– The history of salvation, recounting the “marvels of God” (mirabilia Dei), what He has done, continues to do and will do in the future for us, is organized in reference to Jesus Christ, the “centre of salvation history”. (General Catechetical Directory 41) The preparation for the Gospel in the Old Testament, the fullness of Revelation in Jesus Christ, and the time of the Church, provide the structure of all salvation history of which creation and eschatology are its beginning and its end.
– The Apostles’ Creed demonstrates how the Church has always desired to present the Christian mystery in a vital synthesis. This Creed is a synthesis of and a key to reading all of the Church’s doctrine, which is hierarchically ordered around it. (393)
– The sacraments, which, like regenerating forces, spring from the paschal mystery of Jesus Christ, are also a whole. They form “an organic whole in which each particular sacrament has its own vital place”. (Catechism 1211) In this whole, the Holy Eucharist occupies a unique place to which all of the other sacraments are ordained. The Eucharist is to be presented as the “sacrament of sacraments”. (Catechism 1211)

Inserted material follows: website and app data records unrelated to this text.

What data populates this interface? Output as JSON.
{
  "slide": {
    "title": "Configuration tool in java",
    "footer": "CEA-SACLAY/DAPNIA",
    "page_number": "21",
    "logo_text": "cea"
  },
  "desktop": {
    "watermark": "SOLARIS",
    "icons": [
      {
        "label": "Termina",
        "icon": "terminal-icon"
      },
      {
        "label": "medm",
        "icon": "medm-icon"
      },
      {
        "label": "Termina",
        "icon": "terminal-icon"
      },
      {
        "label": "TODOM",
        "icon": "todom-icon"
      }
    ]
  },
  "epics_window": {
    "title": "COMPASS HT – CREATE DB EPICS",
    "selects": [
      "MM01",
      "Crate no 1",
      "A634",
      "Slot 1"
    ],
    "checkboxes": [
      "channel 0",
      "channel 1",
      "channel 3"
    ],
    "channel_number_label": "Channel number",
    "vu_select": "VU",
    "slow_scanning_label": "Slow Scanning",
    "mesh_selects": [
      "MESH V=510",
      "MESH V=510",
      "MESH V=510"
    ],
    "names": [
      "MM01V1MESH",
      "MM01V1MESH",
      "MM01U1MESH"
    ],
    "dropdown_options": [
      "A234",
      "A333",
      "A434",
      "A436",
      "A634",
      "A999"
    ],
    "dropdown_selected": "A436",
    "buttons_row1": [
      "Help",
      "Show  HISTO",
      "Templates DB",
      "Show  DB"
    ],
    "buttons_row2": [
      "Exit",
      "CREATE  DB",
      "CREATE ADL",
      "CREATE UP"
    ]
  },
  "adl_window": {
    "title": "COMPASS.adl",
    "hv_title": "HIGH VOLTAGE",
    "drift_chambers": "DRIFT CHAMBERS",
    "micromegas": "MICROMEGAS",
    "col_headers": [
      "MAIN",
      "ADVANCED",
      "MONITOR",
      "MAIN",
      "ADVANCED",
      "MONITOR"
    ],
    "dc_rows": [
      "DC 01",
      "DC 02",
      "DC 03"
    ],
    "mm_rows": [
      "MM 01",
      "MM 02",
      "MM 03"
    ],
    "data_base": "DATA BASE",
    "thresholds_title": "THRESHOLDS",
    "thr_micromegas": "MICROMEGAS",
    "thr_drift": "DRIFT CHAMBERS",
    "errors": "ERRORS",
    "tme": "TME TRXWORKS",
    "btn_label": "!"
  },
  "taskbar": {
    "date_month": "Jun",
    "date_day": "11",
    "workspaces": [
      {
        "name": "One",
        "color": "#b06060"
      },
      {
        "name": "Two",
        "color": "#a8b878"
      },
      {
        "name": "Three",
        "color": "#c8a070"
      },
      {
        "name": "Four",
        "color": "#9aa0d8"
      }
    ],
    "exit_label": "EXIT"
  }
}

– The double commandment of love of God and neighbour is—in the moral message—a hierarchy of values which Jesus himself established: “On these two commandments depend all the Law and the Prophets” (Mt 22,40). The love of God and neighbour, which sum up the Decalogue, are lived in the spirit of the Beatitudes and constitute the magna carta of the Christian life proclaimed by Jesus in the Sermon on the Mount. (396)
– The Our Father gathers up the essence of the Gospel. It synthesizes and hierarchically structures the immense riches of prayer contained in Sacred Scripture and in all of the Church’s life. This prayer, given by Jesus to his disciples, makes clear the childlike trust and the deepest desires with which one can turn to God. (397)
The lengthier notes left intact:
(393) St Cyril of Jerusalem affirms with regard to the Creed: “This synthesis of faith was not made to accord with human opinions but rather what was of the greatest importance was gathered from all the Scriptures, to present the one teaching of the faith in its entirety. And just as a mustard seed contains a great number of branches in a tiny grain, so too the summary of faith encompassed in a few words the whole knowledge of the true religion contained in the Old and New Testaments”.
(396) St Augustine presents the Sermon on the Mount as “the perfect charter of the Christian life and contains all the appropriate precepts necessary to guide it” (De Sermone Domini in Monte I, 1; PL 34, 1229-1231); cf. Evangelii Nuntiandi 8.
(397) The Our Father is, in truth, the summing up of the entire Gospel (Tertullian, De oratione, 1, 6). “Go through all the prayers in the Scriptures and I do not believe that it is possible to find anyone, anywhere, that is not included in the Lord’s Prayer. (St Augustine, Epistolas, 130, 12; PL, 33, 502); cf. Catechism 2761.
There was a reason why the catechism was ordered as it was. These sections explain and present the basics of the Christian message: Trinity and Christ, salvation history, creed, the paschal mystery in the sacraments, morality, and prayer. It’s all there, as GDC 115 suggests we can encapsulate it.
Anybody see anything of note here? You’ve been mostly silent on the GDC lately. Is this the equivalent of the eyes-glazing-over period of the afternoon? Personally, I know it well.